▼

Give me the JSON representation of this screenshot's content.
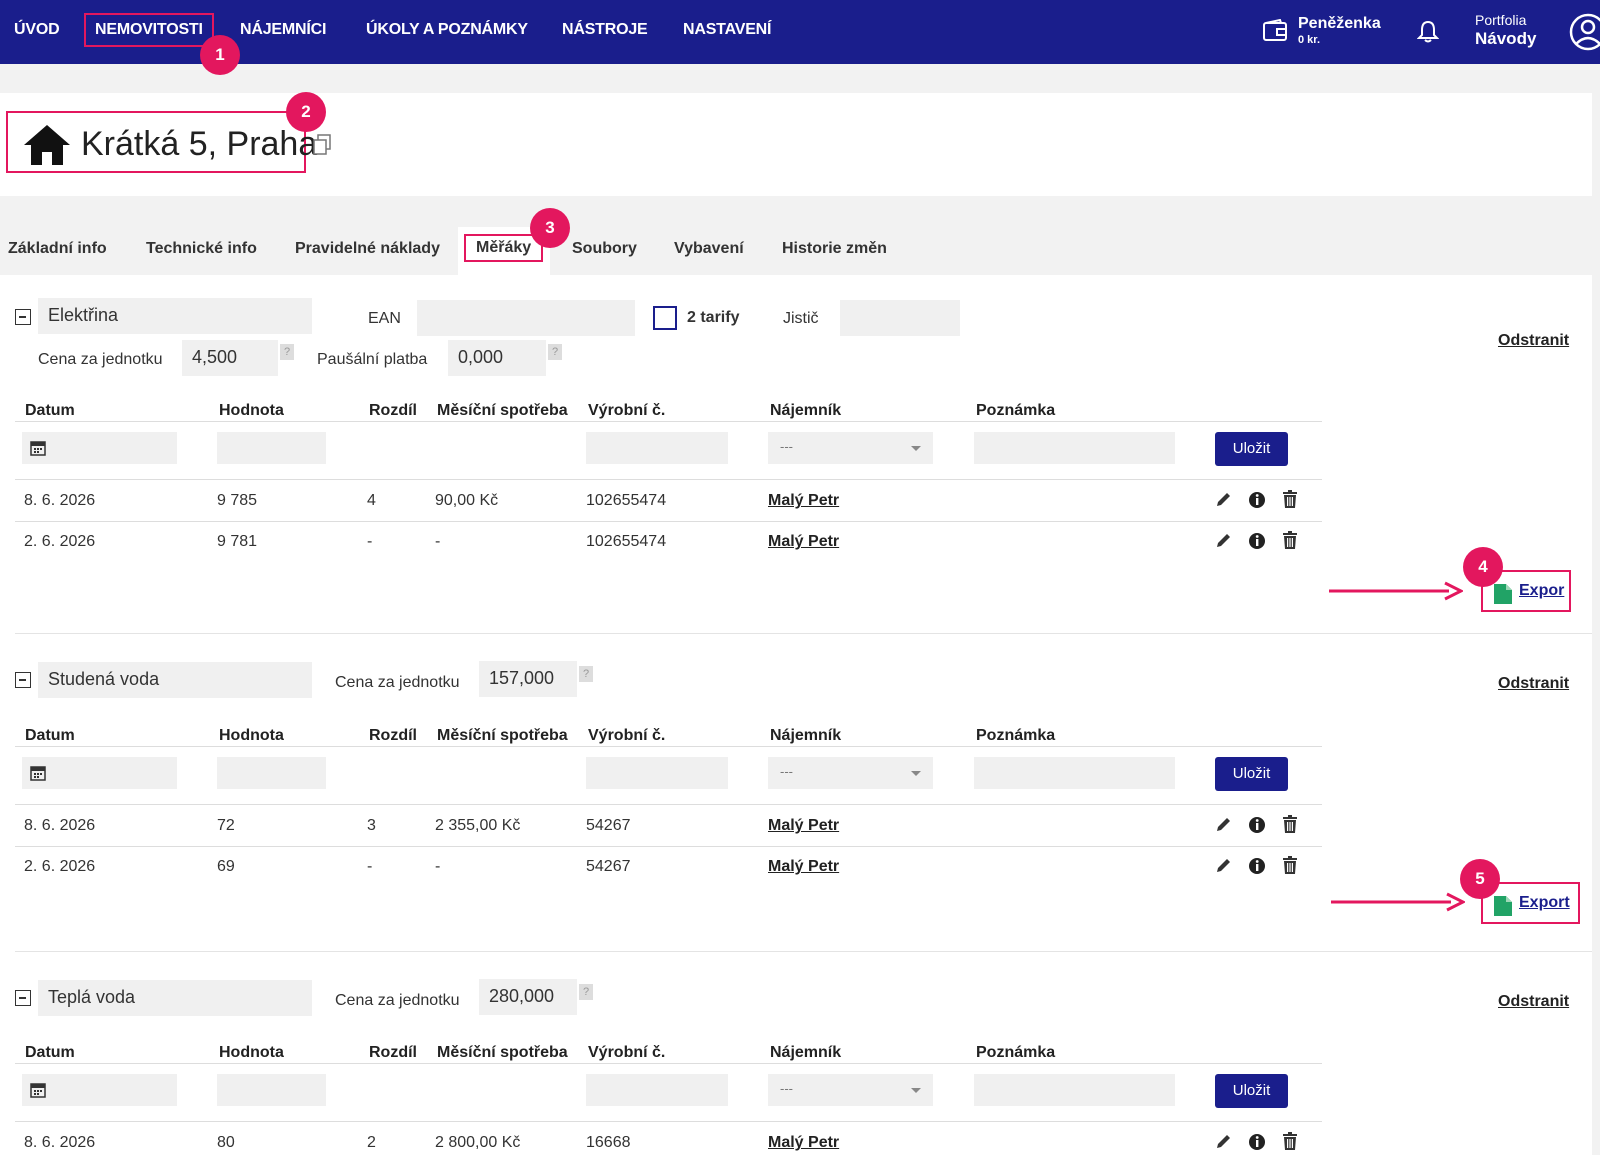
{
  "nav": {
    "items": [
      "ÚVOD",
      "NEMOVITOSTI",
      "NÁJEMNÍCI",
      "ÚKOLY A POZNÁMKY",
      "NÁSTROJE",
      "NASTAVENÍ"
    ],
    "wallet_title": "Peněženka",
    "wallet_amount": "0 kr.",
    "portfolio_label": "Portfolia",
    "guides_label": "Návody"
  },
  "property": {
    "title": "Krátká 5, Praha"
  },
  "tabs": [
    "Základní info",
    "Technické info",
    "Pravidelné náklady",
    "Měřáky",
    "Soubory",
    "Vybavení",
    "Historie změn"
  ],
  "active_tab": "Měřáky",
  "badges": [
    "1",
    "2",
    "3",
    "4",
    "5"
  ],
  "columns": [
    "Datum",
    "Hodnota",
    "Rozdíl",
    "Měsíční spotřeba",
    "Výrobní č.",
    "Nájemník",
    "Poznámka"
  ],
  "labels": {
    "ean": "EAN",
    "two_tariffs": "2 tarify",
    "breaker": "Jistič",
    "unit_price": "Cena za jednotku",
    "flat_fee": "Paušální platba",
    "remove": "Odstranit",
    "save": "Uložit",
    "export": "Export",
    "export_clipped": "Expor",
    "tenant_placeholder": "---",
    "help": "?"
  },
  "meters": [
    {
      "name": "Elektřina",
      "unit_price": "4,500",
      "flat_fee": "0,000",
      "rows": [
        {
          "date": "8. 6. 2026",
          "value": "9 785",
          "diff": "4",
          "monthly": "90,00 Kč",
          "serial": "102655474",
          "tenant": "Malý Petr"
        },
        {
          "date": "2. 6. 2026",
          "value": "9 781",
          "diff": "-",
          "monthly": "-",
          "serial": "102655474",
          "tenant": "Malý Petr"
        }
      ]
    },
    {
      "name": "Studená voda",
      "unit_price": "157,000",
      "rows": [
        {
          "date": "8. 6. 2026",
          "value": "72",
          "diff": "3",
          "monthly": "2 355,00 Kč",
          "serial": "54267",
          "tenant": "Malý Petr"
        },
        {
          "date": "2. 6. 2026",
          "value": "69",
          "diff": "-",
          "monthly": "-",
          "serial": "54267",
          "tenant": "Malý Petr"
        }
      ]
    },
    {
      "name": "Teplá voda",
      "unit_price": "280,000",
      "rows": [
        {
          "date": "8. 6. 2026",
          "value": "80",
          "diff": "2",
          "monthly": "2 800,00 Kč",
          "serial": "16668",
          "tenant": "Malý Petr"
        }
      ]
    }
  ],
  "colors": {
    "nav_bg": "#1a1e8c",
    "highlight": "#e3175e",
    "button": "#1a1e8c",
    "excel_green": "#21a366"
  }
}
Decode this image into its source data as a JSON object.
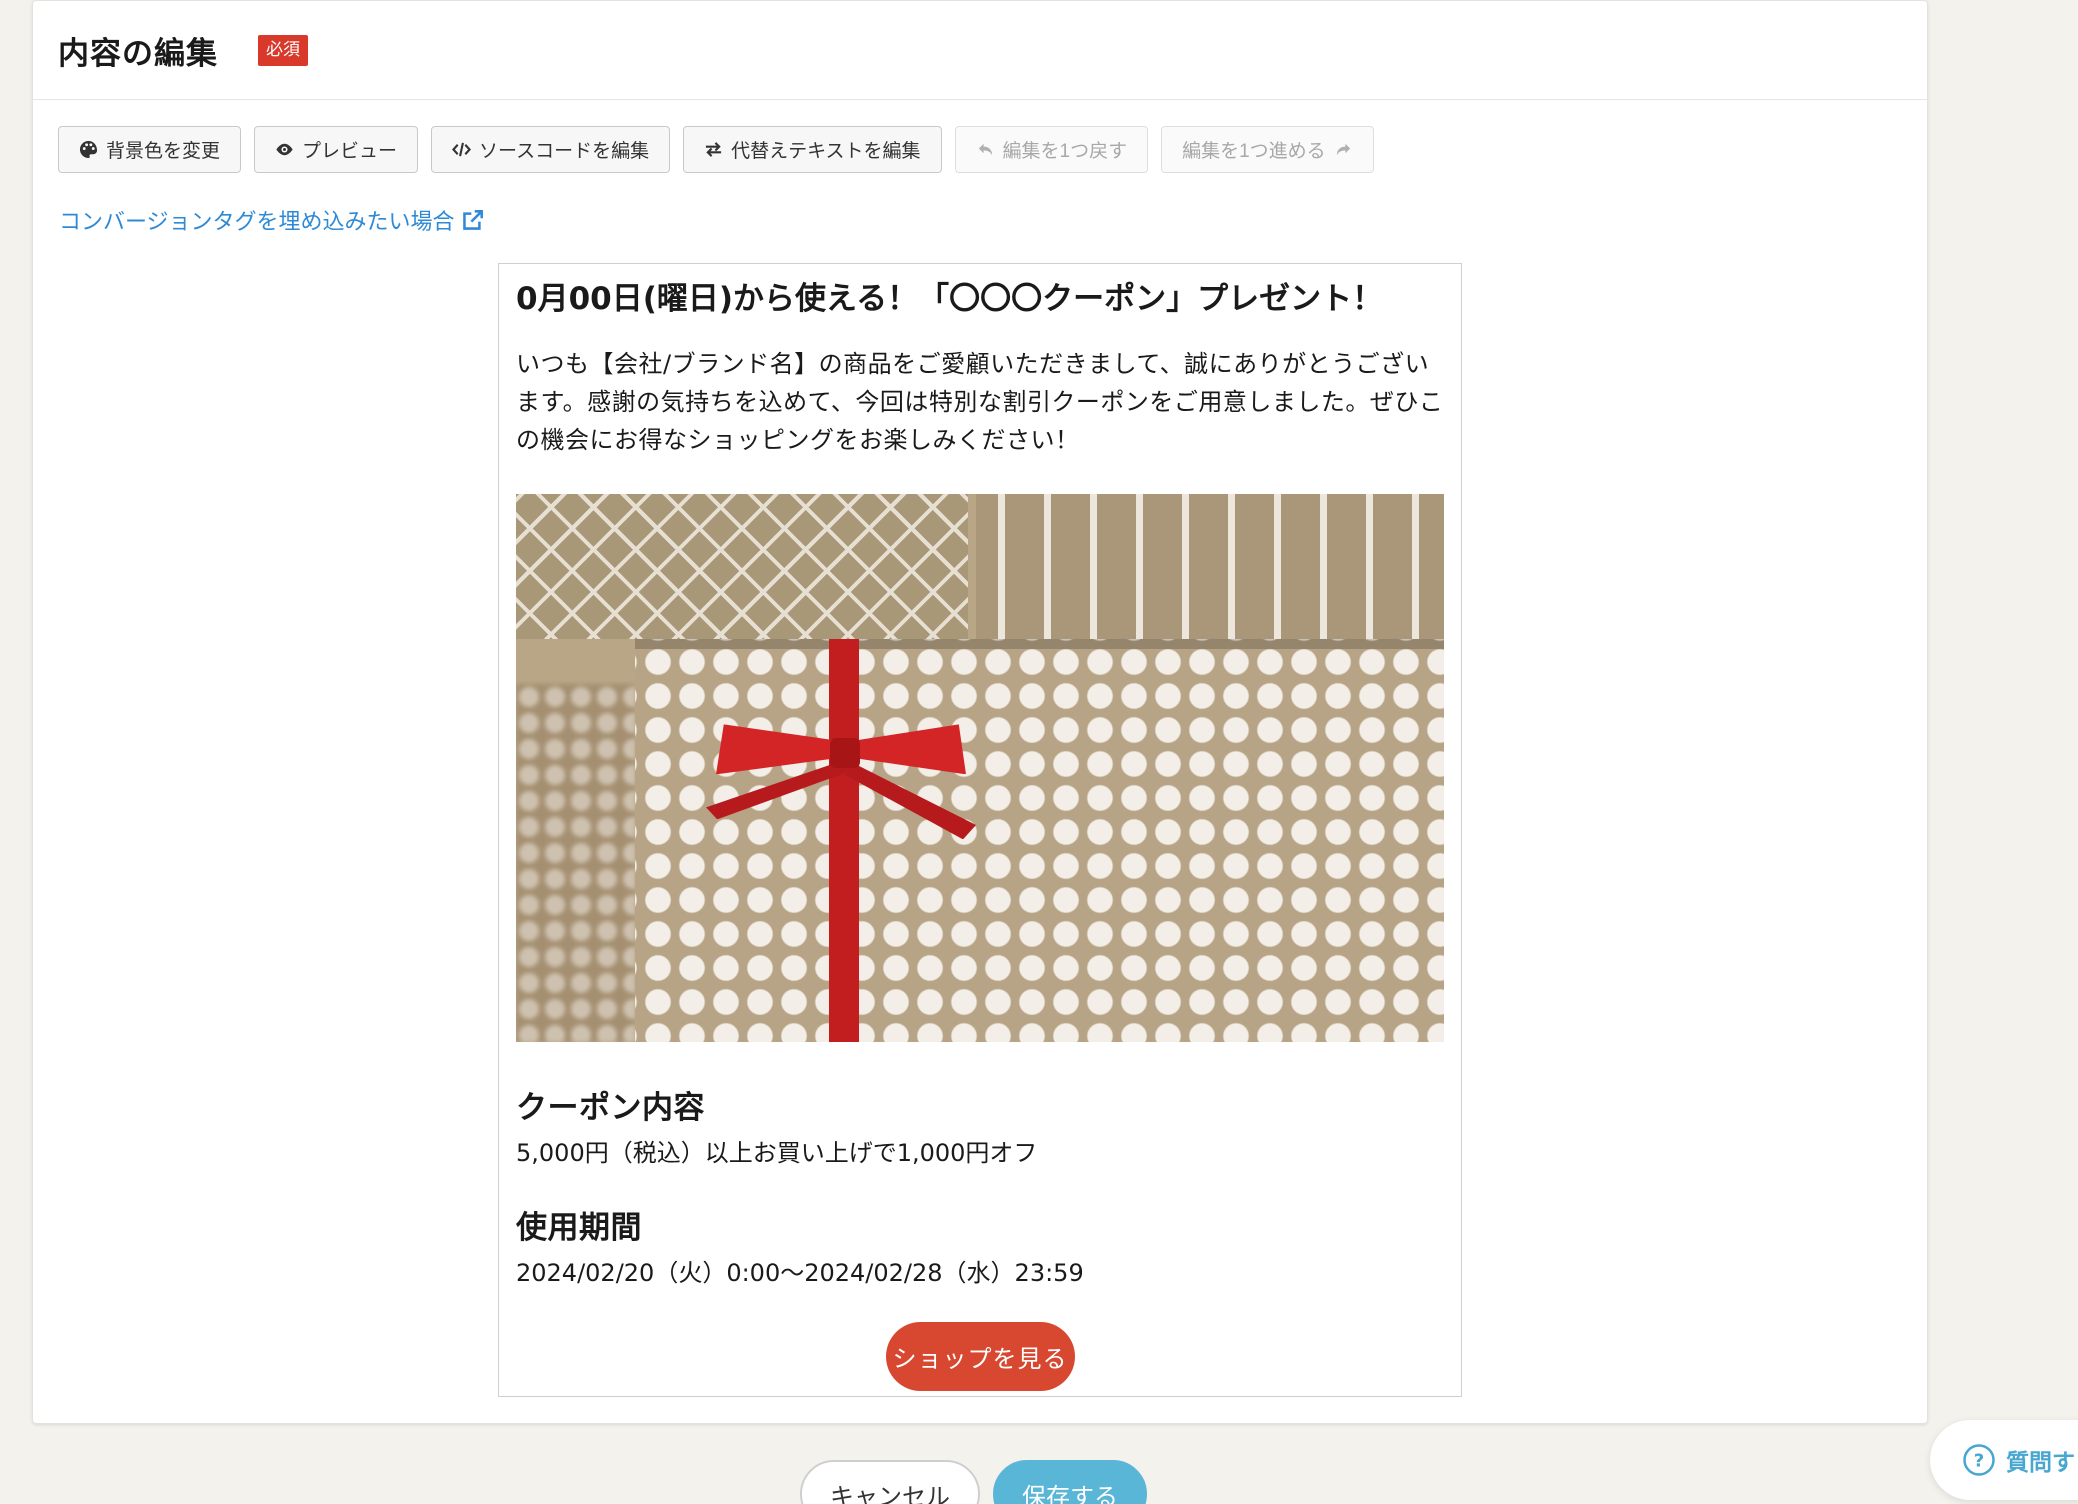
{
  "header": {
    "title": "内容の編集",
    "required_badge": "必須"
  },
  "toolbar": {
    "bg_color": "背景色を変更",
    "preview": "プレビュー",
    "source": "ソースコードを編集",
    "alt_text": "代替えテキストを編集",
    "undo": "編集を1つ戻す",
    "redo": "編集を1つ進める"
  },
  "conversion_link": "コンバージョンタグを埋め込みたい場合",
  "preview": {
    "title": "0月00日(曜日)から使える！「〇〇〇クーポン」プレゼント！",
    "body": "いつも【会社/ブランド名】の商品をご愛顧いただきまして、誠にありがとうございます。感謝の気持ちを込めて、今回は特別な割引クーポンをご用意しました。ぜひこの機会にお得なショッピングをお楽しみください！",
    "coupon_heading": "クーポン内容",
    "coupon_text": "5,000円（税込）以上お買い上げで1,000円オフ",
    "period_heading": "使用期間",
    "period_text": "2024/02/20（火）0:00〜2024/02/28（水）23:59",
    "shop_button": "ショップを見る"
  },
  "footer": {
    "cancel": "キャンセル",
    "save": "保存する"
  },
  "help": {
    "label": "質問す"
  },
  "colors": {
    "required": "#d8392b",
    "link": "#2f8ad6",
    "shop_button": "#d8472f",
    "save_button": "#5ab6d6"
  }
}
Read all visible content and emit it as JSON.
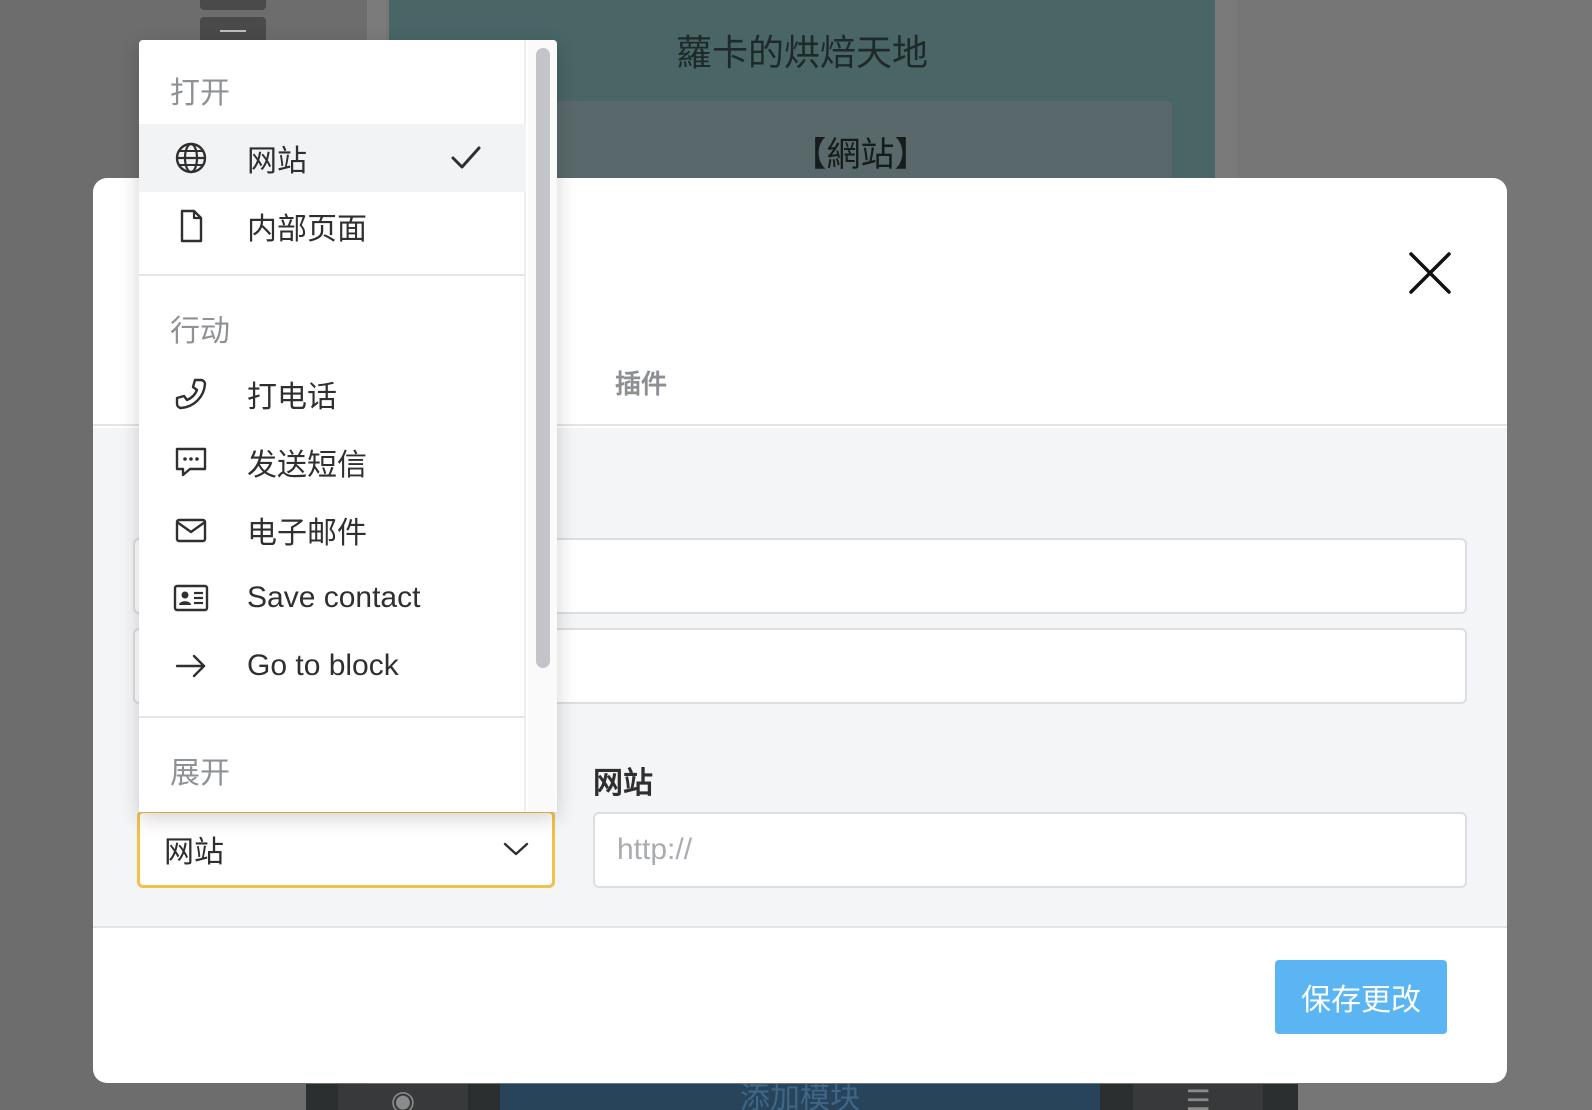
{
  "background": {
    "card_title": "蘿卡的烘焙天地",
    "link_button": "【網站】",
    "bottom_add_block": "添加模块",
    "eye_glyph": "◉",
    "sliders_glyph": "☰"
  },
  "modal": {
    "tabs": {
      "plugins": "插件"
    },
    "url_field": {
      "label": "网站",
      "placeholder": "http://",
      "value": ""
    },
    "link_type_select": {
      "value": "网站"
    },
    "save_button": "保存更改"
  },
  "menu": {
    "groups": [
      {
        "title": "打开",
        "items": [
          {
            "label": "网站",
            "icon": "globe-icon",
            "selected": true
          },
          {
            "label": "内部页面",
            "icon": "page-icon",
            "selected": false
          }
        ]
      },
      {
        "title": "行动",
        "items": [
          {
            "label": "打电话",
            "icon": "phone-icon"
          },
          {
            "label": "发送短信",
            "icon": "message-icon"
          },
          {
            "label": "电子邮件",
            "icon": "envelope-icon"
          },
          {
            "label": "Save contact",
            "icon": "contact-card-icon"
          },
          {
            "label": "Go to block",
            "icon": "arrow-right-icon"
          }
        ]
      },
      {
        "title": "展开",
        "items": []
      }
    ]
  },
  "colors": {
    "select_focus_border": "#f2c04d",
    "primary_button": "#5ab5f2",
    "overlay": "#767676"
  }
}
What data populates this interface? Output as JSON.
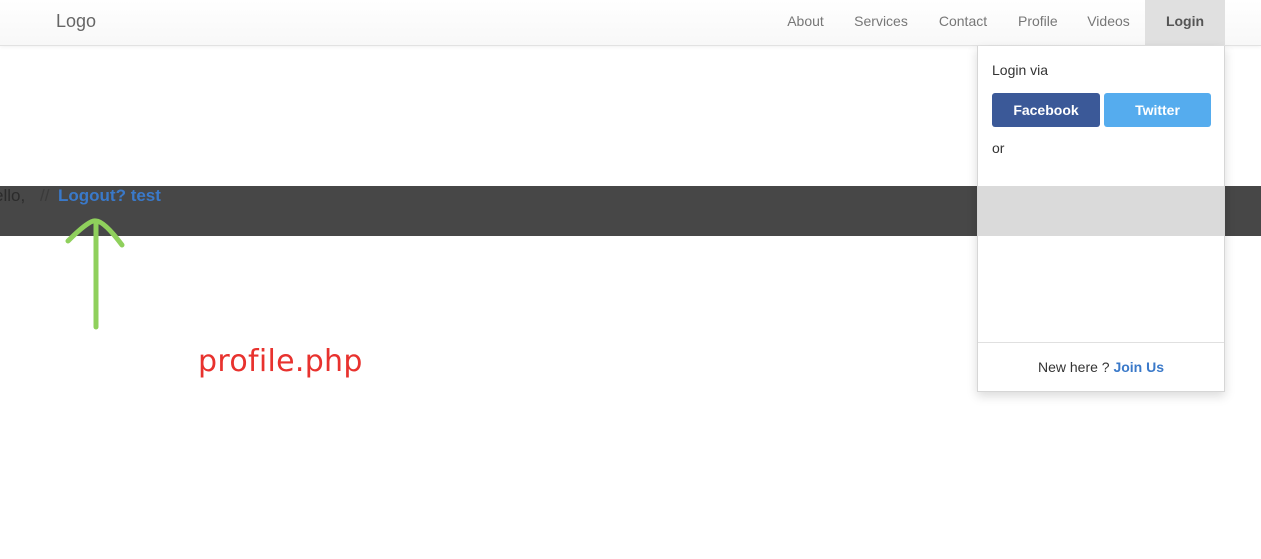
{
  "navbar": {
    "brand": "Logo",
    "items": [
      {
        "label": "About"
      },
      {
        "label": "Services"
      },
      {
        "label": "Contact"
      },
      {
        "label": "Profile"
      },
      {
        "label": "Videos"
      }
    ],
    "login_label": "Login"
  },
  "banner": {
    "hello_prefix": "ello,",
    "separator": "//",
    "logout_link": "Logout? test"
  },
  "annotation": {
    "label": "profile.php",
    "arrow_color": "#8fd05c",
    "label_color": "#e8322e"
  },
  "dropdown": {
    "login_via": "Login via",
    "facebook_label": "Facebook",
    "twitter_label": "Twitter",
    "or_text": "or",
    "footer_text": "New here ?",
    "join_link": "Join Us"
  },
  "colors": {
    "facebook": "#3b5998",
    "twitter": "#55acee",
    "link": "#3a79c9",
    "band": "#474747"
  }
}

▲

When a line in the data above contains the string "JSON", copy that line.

Give me the JSON representation of this screenshot's content.
Decode this image into its source data as a JSON object.
Read all visible content and emit it as JSON.
What data populates this interface? Output as JSON.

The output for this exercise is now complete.